As you hear often team effort, is one of the key elements for any successful venture. Ice breaking games are designed to break barriers and bring people closer among team members. A well designed icebreaker or challenge is motivating, energizing, and establishes solid team rapport. Games, challenges, and activities encourage kids to laugh and be silly together while minimizing the fear of “being laughed at”
Some benefits of team building within a sports team:
- Builds communication skills. Forces kids to speak with one another in order to accomplish a goal.
- Defines roles within the group/team. This forces the chief(s) to come out and then the group indirectly chooses a “leader”.
- Morale and productivity are increased when a goal or challenge is set.
- Breaks down barriers between individuals and/or groups.
- Forces the group to accomplish a task with little direction.
When looking at a gymnastics season, we are often trying to find more time. It just isn’t possible to set time aside every day for activities and challenges. If we as coaches use these activities and challenges before a meet it will remind the team that there are multiple people and factors that empower a mission. I have found when coaching, this is by far the most productive tool I have to get the group as a whole to contribute. The kids feed off each other’s excitement which results in more proficient workouts.
Though on task challenges are productive in the gym, it is also important to take a step outside the sport. Creating team building activities that start everyone with an equal level of knowledge and ability will strengthen relationships within the group. Non-related activities will open up the challenge of a new experience that the group can adventure through together. Children tend to help and encourage each other more when there is a challenge or a goal set out. This also forces the kids to connect with something that they do not already have in common.
Many random objects will be strewn in the floor. It will be scatted all over the room too. Any one of the team is allowed to have less than 2 members. One of the members should try to find out his way in the room when other member telling the instructions. If the room is very large almost 3 groups can compete at the same time. Referee must make a note on the timing…
Bigger and Better (good for summer camps)
How is it possible to turn a paper clip into a guitar, laundry machine, bicycle, or other huge objects like a yacht? Through a team-building activity called Bigger and Better! Split the teams into groups of two to ten, depending on the size of your overall group. Distribute paper clips (or some other small object) to each group. Clearly indicate the time limit for this activity (e.g. 2-3 hours), and let them go off to trade. The goal is to come back with the biggest, best, most creative object after a series of trading and upgrading. When the time expires, everyone reconvenes at a predefined location for the show-and-tell and judging process.

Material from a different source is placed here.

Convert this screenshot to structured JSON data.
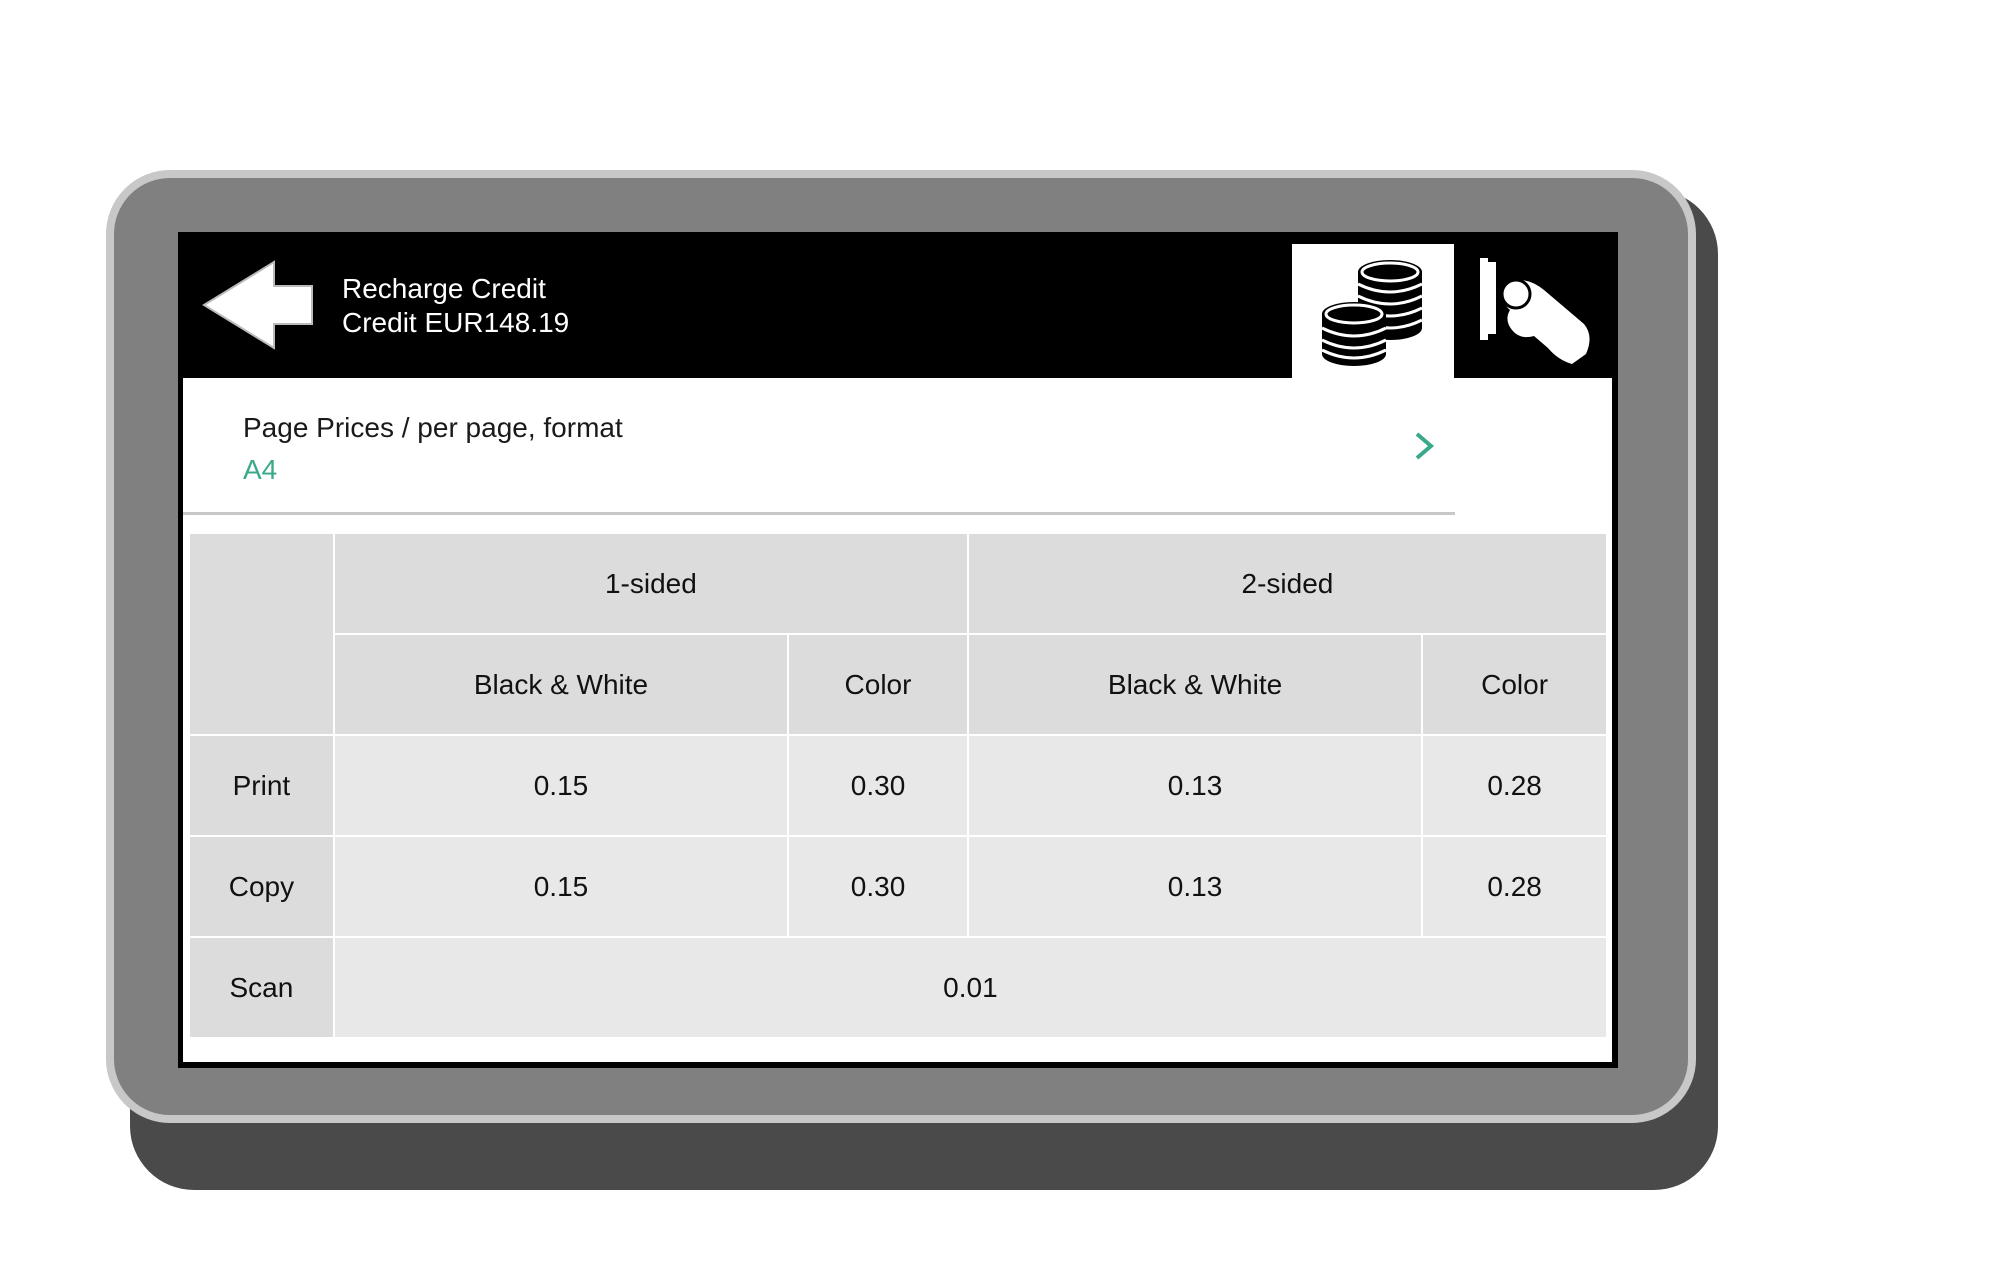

Judges choose the best items on various criteria: size, value, creativity, and overall best. This game has benefits of having team members work together and think creatively on how to upgrade their items. Camaraderie is gained through this fun process – enjoy!
Everyone stands in a circle. One person starts by throwing the ball to another person. Continue passing the ball around so that everyone gets the ball once. The ball should end up with the person who started it. Remember the order and then time how fast the group can get the ball through everyone. See if the group can beat their fastest time!
Blindfold Game: Moles are blind, and use their noses to get around. In this game, one child is the mole and wears a blindfold. This mole has a poor sense of smell, and can’t find the way back to the molehill (represented by a chair in the middle of the room). Have the mole try to find the chair and sit down without help. Then you or another partner can help guide the child to sit on the chair. (Make sure the room is clear of obstacles.)
Crossover: Give each group a pile of dots. All players must cross to the other end without stepping off the dots. (Provide ground rules so children know they have to work around each other.)
Blanket Volleyball Divide group into two teams, each with a blanket held like a parachute. Toss in an object that is volleyed from team to team using the blanket for propulsion.
Fingertip Hula Hoop:
In groups of around four, have students all put the tips of two (fingers of each hand) under the hula hoop. The object is for the group to be able to lower the hoop to the ground without anyone’s fingertips coming off. Their fingertips MUST be in contact with the hoop at all times. To make this even more challenging, you can have the students try it WITHOUT ALLOWING ANY TALKING. This activity takes a lot of team work and cooperation. It is also a lot of fun for the kids.
Have the kids stand in a circle and hold hands. Start one hula hoop hanging over one pair of joined hands. Each person in the circle must pass the hoop/loop over him/herself and on to the next person – WITHOUT letting go of hands. I generally do this with 2 or 3 loop/hoops going at the same time in different directions.